As with most of Neil Gaiman’s books, it is full of imagination, humor, and adventure. Although the book may seem to take some pretty strange left turns, it all makes sense in the end (well, sort of.) I loved the fun characters and worlds that Gaiman built in such a short and simple book. The illustrations match the tone of the book, and add to the whimsy as well. This age group has always been really hard for me to actually enjoy, so I was very pleased by this book.
Gandhi: A March to the Sea
Illustrated by Thomas Gonzalez
2013 Amazon Children’s Publishing
ISBN – 9781477816448
Genre – Picture Book, Nonfiction, Poetry
Age – Early Elementary, Elementary
In 1930, Gandhi decided to protest England’s rule over India. England declared that the people of India were not allowed to use the salt from the sea, they had to purchase salt from the British and pay the exorbitant taxes on salt. Gandhi only practiced nonviolent protests and this picture book in verse tells the story of his twenty four day march to the sea and its lasting effects.
I liked this book for a few different reasons. I absolutely love the idea of nonfiction picture books. It is not always easy to pull off, but this one works. Although I am not a huge fan of poetry and books in verse, I liked this one. I find that they are often too dramatic. The story of Gandhi’s march is a dramatic one, and the format and tone of this poetry is fitting. Now for the best part, the illustrations! Holy Cow! They look so real, but not quite like a photograph. It really makes the book magical. The lines, details, light, and shadows are completely realistic. I like that the backgrounds are just that, they fade to the back, yet they are still beautiful. Each page really has a focus and they compliment the text, the history, and the nature of the story. I think this is a great book for kids in elementary school. Not only does it use a more uncommon format, but it teaches a great life lesson, and history.
Mr. Morris Lessmore loved books, stories, and words. Each day he wrote the story of his life in his book. One day a devastating storm blew everything around and mixed everything up, including the words of his story, the words of his life. He didn’t know what to do so he wandered. Then while looking up he saw a lady being pulled through the sky by a flock of books. She saw that he wanted to fly and sent him a good story. This story took him away to a magical library in a magical land of magical books in which he began to rewrite his story. He lived his life day after day writing and sharing books and stories with others.

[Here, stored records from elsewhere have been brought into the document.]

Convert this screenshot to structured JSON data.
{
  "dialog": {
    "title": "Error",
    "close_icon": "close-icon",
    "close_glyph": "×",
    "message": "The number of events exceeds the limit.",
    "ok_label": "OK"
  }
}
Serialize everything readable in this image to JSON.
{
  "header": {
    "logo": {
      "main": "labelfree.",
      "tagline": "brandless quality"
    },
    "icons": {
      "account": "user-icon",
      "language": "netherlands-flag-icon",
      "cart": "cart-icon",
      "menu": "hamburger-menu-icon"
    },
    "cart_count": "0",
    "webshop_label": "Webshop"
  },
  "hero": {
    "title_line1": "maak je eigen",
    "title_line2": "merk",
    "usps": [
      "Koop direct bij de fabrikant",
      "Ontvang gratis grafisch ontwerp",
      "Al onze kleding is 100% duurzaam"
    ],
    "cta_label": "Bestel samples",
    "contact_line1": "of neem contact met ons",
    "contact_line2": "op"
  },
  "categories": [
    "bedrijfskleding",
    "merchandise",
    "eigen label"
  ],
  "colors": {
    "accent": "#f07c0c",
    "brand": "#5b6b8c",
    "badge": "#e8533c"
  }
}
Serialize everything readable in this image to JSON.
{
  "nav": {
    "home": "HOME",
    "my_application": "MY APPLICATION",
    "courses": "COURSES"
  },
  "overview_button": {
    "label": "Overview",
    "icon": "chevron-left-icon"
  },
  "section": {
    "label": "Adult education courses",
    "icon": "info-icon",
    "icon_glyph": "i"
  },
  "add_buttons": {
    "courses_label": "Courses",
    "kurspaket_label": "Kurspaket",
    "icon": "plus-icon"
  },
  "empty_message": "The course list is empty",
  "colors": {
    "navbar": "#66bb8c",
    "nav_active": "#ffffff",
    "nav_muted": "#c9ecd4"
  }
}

There are honestly no words to describe this book. I say it is for all ages because anyone who has a love for books, stories, words, and a fulfilled life will love this book. Do not be surprised to feel tears in your eyes as you read and look at the pictures. Speaking of the pictures, they just add to the magical feeling of this book. They are realistic, yet not. There is an immense depth in each illustration. The colors are vibrant without being bright. Mr. Lessmore feels real to me. Its not that he looks real, but considering his expressions and body positions and mannerisms, he just feels real. I don’t want to say too much especially about the ending, because I don’t want to skew anyone’s ideas or opinions. I will say that once you read the book, which you must, go on YouTube and check out the 15 minute short film that is based on the book. It won an Academy Award for a short film.